What is expected:
A single number is wanted: how many lines of the data below include the string "sidebar"?

(Beginning of Dataset excerpts)

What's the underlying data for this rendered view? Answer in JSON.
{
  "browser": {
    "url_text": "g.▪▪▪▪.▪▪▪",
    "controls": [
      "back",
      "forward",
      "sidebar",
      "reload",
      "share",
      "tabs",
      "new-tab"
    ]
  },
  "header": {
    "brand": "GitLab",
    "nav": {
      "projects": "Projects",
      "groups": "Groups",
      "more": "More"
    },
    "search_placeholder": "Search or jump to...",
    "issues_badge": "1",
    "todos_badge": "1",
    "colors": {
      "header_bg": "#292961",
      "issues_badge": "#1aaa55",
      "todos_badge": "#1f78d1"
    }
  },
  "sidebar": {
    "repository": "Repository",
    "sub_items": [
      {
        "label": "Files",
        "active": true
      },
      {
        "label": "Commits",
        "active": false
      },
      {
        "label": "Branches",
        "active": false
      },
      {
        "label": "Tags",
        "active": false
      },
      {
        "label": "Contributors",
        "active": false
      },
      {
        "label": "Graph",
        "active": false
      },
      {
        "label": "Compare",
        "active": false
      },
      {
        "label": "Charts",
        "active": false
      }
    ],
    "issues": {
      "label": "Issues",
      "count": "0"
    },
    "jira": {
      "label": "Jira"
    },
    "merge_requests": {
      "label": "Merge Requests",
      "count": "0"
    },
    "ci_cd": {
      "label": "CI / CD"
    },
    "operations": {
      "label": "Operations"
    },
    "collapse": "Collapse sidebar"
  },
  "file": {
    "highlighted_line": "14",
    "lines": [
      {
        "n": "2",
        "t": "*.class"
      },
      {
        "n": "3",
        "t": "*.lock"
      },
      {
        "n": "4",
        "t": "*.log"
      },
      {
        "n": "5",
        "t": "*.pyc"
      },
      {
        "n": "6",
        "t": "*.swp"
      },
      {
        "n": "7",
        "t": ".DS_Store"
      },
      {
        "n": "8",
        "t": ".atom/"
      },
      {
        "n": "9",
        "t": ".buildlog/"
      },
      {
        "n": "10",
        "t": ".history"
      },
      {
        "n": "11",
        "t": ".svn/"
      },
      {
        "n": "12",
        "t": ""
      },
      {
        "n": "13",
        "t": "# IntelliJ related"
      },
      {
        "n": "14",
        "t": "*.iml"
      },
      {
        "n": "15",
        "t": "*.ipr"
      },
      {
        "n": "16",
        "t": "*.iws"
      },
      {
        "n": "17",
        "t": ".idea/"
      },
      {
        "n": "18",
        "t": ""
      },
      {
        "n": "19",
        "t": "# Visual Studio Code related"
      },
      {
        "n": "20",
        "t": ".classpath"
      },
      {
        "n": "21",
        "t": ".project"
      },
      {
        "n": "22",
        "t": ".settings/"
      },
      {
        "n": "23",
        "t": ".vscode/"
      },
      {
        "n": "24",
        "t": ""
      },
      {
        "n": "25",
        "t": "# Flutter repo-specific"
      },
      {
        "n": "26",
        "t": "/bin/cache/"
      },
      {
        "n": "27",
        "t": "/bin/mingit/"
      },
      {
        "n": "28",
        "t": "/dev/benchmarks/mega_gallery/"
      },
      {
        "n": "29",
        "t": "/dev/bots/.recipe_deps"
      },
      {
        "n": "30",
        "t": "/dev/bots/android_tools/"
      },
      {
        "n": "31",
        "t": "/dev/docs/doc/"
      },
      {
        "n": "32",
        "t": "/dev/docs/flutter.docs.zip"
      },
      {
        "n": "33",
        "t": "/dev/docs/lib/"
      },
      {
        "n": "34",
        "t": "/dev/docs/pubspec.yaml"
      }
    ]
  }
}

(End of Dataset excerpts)

Your response:
3